Journal article, 2021
In order to explore the influence of combustion-induced thermal expansion on turbulence, a new research method is introduced. The method consists in jointly applying Helmholtz-Hodge decomposition and conditioned structure functions to analyzing turbulent velocity fields. Opportunities offered by the method are demonstrated by using it to process Direct Numerical Simulation data obtained earlier from two statistically 1D, planar, fully-developed, weakly turbulent, single-step-chemistry, premixed flames characterized by two significantly different (7.52 and 2.50) density ratios, with all other things being approximately equal. To emphasize the influence of combustion-induced thermal expansion on turbulent flow of unburned mixture upstream of a premixed flame, the focus of analysis is placed on structure functions conditioned to the unburned mixture in both points. Two decomposition techniques, i.e. (i) a widely used orthogonal Helmholtz-Hodge decomposition and (ii) a recently introduced natural Helmholtz-Hodge decomposition, are probed, with results obtained using them being similar in the largest part of the computational domain with the exception of narrow zones near the inlet and outlet boundaries. Computed results indicate that combustion-induced thermal expansion can significantly change turbulent flow of unburned mixture upstream of a premixed flame by generating anisotropic potential velocity fluctuations whose spatial structure differ substantially from spatial structure of the incoming turbulence. The magnitude of such potential velocity fluctuations is greater than the magnitude of the solenoidal velocity fluctuations in the largest part of the mean flame brush in the case of the high density ratio.

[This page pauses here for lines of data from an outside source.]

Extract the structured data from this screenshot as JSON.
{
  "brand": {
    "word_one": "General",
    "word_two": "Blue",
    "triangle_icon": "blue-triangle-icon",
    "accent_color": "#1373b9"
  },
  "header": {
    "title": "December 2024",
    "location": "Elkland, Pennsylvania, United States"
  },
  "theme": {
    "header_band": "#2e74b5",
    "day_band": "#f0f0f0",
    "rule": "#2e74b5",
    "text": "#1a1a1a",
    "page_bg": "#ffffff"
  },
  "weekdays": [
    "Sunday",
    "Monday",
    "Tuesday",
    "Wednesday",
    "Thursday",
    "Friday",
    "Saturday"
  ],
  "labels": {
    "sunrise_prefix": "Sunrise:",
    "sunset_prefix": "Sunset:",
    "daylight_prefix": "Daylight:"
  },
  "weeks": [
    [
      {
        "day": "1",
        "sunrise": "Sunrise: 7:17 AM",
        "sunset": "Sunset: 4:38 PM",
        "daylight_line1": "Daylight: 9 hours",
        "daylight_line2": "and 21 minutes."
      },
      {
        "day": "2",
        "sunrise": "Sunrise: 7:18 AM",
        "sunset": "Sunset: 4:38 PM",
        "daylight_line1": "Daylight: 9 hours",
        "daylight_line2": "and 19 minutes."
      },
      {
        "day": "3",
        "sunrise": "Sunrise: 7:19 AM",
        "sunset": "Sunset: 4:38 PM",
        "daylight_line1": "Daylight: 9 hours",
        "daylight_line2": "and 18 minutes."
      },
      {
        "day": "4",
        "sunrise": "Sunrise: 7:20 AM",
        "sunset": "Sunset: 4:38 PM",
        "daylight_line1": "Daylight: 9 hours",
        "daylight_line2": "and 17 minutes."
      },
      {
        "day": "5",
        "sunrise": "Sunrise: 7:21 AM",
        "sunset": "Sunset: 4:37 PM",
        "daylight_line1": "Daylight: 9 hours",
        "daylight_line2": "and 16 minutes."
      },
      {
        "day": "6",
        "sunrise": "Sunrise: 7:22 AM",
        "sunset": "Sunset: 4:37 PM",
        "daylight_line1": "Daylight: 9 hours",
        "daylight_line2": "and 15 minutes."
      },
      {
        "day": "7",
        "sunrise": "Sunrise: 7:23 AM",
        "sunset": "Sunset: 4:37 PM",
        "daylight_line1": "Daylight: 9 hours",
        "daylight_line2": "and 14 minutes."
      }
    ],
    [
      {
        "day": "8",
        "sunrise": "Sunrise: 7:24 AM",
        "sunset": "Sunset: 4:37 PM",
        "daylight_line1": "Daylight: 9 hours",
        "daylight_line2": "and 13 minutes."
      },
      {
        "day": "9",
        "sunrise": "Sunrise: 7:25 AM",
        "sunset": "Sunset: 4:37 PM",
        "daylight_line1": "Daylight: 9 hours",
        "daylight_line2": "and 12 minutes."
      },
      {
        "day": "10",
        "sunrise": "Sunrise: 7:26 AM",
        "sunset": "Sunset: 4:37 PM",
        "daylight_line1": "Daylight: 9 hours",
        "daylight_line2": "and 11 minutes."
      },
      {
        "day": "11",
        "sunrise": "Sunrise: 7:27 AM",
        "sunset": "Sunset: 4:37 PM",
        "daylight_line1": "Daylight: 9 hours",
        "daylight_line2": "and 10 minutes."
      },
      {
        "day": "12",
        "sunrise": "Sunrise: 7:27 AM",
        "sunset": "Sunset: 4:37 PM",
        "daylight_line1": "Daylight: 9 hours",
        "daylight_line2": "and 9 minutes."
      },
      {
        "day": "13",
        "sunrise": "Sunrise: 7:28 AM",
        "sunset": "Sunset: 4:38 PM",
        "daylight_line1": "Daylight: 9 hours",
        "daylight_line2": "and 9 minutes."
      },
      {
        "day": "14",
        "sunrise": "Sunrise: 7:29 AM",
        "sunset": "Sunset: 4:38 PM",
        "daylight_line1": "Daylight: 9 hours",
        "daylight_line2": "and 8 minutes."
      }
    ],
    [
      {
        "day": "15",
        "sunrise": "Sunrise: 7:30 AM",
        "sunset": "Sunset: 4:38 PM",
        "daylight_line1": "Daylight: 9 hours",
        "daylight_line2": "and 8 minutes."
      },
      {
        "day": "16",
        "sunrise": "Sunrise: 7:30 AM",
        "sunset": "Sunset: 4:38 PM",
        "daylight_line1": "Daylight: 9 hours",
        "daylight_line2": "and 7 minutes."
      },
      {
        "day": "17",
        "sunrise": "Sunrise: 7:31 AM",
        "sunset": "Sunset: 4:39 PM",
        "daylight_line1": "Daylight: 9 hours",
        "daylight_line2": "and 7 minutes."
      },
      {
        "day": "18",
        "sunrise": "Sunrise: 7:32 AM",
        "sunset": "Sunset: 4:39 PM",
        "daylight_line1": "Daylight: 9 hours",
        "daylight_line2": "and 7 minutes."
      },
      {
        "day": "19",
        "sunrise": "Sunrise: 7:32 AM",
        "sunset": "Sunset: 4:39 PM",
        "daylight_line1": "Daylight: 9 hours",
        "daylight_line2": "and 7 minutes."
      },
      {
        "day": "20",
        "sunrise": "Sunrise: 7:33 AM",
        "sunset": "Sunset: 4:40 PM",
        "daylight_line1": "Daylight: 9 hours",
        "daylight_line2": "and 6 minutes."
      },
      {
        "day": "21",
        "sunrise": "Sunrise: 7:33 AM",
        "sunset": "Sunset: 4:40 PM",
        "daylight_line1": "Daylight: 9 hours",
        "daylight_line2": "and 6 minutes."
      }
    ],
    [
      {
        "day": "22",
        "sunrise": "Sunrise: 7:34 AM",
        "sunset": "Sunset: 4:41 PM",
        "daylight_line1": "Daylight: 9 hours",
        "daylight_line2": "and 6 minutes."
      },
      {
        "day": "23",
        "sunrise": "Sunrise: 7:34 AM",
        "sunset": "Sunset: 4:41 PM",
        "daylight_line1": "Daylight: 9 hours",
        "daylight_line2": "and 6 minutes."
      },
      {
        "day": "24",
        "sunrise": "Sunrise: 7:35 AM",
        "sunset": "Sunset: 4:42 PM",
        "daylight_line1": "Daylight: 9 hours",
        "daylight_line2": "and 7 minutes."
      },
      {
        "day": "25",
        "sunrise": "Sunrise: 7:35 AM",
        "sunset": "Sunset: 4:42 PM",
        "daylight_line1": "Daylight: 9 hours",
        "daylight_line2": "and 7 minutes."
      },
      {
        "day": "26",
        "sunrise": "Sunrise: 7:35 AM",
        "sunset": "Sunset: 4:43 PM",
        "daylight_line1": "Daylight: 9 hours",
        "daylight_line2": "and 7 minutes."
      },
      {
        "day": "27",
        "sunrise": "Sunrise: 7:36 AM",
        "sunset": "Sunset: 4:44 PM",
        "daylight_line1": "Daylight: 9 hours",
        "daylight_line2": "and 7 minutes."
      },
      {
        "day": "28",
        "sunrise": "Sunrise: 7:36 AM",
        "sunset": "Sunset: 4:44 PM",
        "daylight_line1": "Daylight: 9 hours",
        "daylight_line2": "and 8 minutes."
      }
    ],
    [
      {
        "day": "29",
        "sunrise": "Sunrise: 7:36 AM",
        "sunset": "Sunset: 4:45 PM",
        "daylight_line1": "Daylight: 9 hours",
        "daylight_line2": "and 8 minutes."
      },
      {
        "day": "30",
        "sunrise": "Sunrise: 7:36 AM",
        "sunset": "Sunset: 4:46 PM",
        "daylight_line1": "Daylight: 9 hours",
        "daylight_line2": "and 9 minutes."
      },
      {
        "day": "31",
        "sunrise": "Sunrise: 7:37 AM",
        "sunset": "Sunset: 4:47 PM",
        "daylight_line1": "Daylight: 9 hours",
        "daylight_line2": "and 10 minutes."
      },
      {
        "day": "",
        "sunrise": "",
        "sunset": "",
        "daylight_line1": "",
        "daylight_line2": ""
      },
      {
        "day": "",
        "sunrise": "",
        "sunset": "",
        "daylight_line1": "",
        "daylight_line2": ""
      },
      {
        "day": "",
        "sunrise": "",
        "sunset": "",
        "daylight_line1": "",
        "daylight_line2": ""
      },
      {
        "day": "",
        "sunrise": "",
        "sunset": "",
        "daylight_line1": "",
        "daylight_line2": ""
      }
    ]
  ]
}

In the case of the low density ratio, the latter magnitude is larger everywhere, but the two magnitudes are comparable in the middle of the mean flame brush. Contrary to the potential velocity fluctuations, the influence of the thermal expansion on the solenoidal velocity field in the unburned mixture is of minor importance under conditions of the present study.